Prepping for a pandemic realistically means accepting that you will probably have to leave the house eventually, such as to gather additional supplies, pay bills or seek medical treatment. To keep yourself and your family safe from the effects of viruses, stocking up on protective equipment should be a major priority:
N95 and N100 masks: These masks offer solid protection again virus particles. They will be your bread and butter during many viral outbreaks, so you want to have plenty.
Face shields: For a solid layer of protection against respiratory illnesses, wear a curved face shield over a mask. They can prevent almost 100% of droplets from reaching your eyes, nose and mouth.
Surgical gloves: Some viruses are transmitted primarily through cuts or absorbed through bare skin.

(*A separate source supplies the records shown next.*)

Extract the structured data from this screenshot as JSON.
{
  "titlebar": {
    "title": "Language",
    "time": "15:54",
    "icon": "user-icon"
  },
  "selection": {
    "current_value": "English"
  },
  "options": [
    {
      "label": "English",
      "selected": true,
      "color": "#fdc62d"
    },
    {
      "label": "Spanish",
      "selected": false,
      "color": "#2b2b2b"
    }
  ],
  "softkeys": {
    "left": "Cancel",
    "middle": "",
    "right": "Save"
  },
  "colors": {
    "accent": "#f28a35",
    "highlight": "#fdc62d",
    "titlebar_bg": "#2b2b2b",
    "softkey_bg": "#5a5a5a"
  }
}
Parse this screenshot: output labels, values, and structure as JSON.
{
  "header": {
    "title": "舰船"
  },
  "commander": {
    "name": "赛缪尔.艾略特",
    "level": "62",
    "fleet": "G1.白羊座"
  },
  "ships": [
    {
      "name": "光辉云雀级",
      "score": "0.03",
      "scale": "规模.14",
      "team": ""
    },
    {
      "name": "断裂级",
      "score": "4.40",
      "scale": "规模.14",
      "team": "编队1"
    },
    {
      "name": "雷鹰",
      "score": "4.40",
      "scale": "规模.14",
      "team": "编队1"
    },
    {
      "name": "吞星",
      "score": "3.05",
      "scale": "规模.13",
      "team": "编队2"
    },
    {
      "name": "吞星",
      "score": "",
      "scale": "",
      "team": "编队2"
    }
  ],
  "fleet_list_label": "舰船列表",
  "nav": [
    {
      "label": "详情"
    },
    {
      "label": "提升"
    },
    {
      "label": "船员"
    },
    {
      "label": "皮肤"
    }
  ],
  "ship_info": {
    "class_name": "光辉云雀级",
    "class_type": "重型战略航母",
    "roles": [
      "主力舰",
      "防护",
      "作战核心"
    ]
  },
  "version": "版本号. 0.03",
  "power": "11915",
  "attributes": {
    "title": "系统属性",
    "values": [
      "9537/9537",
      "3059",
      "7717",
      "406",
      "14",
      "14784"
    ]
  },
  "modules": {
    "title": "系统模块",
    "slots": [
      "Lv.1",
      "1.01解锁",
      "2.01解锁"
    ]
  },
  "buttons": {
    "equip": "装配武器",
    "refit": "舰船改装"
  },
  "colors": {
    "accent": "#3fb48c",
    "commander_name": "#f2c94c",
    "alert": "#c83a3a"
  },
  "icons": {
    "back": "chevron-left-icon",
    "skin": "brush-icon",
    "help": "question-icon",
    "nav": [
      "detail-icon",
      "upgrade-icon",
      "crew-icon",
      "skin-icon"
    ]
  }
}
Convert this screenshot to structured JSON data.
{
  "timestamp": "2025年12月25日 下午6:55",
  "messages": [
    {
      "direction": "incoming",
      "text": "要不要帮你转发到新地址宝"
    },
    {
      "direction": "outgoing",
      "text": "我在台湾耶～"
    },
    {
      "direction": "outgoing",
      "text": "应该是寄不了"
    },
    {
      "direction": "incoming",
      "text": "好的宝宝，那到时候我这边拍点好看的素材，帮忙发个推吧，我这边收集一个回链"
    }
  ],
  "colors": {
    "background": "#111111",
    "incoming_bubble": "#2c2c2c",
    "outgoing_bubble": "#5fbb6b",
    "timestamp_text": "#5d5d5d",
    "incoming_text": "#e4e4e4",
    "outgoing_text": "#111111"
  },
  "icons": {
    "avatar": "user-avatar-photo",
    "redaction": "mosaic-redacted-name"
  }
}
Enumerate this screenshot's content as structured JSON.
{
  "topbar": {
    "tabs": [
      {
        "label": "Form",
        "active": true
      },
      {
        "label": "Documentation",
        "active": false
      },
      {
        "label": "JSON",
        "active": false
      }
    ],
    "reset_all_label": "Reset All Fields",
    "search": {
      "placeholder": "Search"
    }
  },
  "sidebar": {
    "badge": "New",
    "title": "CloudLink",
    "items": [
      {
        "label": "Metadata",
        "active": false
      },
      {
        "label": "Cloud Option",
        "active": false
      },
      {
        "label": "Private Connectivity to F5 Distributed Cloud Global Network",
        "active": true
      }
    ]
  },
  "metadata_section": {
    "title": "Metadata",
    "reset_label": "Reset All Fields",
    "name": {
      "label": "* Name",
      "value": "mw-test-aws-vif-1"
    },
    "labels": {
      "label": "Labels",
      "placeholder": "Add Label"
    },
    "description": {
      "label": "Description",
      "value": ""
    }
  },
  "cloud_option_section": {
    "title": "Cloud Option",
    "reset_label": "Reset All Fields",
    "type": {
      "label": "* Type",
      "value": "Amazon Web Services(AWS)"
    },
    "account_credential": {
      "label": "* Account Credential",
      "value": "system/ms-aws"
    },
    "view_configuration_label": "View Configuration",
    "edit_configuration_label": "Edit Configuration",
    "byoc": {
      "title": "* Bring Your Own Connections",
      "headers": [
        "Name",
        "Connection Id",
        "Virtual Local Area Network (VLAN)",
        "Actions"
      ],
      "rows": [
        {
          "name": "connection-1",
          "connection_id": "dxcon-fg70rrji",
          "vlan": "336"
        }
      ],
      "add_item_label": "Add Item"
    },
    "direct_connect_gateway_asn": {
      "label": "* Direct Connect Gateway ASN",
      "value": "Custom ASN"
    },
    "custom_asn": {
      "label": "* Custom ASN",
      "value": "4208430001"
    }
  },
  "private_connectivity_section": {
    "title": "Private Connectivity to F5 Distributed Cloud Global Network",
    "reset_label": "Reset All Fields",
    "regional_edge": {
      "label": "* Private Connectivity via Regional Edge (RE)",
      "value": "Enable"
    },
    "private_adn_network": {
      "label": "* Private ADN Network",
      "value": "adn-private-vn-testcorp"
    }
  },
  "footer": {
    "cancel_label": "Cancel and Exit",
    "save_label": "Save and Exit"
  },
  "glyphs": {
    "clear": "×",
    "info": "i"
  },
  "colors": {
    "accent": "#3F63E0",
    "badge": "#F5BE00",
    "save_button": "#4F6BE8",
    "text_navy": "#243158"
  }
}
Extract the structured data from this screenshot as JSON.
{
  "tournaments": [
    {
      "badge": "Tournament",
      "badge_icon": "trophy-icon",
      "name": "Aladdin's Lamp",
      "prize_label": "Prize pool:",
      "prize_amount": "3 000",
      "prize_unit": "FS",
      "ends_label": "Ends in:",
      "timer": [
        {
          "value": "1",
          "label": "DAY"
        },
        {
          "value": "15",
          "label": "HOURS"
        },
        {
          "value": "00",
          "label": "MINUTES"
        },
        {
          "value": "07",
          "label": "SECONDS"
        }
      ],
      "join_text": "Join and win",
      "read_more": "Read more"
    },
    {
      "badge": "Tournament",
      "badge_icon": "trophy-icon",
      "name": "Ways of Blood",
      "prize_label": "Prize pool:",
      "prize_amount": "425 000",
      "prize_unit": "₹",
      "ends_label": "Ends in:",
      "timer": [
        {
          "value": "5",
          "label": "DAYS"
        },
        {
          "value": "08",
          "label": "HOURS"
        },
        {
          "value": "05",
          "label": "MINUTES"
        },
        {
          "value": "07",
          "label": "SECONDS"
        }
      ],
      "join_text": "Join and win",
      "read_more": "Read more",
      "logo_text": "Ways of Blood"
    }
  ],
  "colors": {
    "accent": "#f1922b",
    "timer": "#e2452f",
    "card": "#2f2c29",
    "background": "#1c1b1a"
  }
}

That’s why it’s smart to have a good supply of surgical gloves on hand in your size, just in case something like Ebola ends up in the United States.
Cartridge respirators and powered air-purifying respirators: The benefit of gas masks and other cartridge respirators is that they can filter out smaller particles. PAPR masks are the ultimate in protection, but you have to buy one that fits you and use the right type of cartridge for each situation.
Hazmat suits/protective suits: Hazmat suits cover your clothing with an impermeable layer to keep viruses away from your skin. Disposable versions are cheaper and easier to replace while reusable ones are thicker and more durable.
The main difficulty in prepping for the next pandemic is that there’s no way to know what type of virus it will be. Diseases are transmitted in different ways, some via droplets and others through tiny cuts. Covering all the bases possible can make a huge difference.